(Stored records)
------------------------------------------------------------

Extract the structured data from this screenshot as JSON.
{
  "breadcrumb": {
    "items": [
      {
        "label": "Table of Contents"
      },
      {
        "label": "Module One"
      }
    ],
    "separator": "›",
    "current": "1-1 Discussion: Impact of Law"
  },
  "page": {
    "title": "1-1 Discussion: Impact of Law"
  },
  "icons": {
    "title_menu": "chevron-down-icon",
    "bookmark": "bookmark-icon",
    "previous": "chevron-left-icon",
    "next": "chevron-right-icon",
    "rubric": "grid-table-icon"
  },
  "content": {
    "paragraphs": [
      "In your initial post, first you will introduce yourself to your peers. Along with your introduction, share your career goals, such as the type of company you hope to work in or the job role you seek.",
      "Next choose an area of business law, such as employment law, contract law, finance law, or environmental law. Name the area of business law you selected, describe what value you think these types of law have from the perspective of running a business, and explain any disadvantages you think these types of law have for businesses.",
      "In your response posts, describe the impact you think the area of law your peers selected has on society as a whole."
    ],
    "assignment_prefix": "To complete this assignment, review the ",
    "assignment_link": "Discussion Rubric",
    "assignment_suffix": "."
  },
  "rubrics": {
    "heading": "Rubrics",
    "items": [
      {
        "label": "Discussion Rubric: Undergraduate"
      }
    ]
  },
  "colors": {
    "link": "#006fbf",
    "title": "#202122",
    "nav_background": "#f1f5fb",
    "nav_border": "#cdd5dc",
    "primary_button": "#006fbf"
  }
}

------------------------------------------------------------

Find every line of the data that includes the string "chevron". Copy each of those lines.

    "title_menu": "chevron-down-icon",
    "previous": "chevron-left-icon",
    "next": "chevron-right-icon",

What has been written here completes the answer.